Excerpts from an interface dataset
___
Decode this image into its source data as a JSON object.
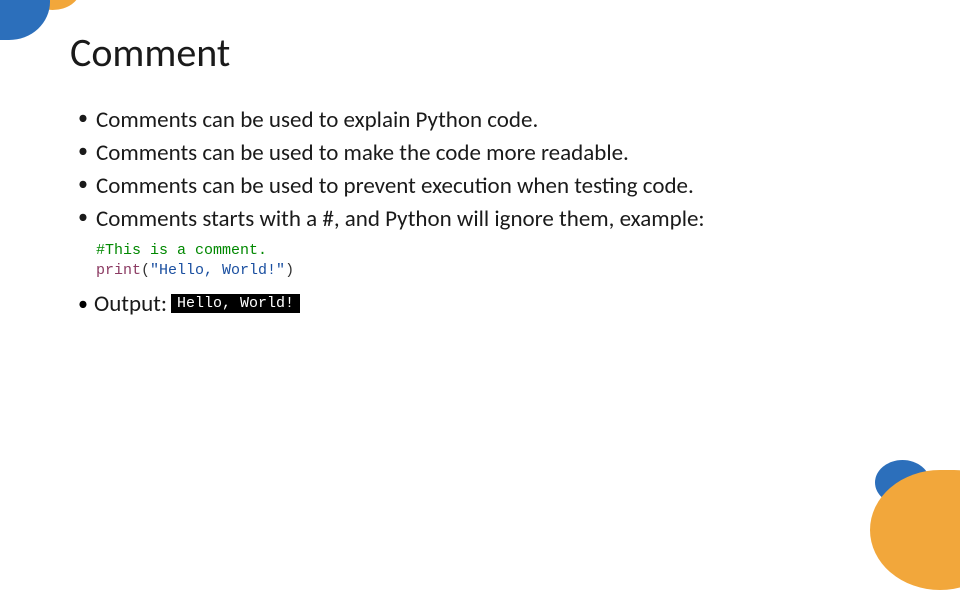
{
  "title": "Comment",
  "bullets": [
    "Comments can be used to explain Python code.",
    "Comments can be used to make the code more readable.",
    "Comments can be used to prevent execution when testing code.",
    "Comments starts with a #, and Python will ignore them, example:"
  ],
  "code": {
    "comment": "#This is a comment.",
    "func": "print",
    "paren_open": "(",
    "string": "\"Hello, World!\"",
    "paren_close": ")"
  },
  "output": {
    "label": "Output:",
    "value": "Hello, World!"
  }
}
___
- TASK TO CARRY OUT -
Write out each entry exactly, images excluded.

- RESPONSE AREA -
Decode this image into its source data as a JSON object.
{
  "title": "Comment",
  "bullets": [
    "Comments can be used to explain Python code.",
    "Comments can be used to make the code more readable.",
    "Comments can be used to prevent execution when testing code.",
    "Comments starts with a #, and Python will ignore them, example:"
  ],
  "code": {
    "comment": "#This is a comment.",
    "func": "print",
    "paren_open": "(",
    "string": "\"Hello, World!\"",
    "paren_close": ")"
  },
  "output": {
    "label": "Output:",
    "value": "Hello, World!"
  }
}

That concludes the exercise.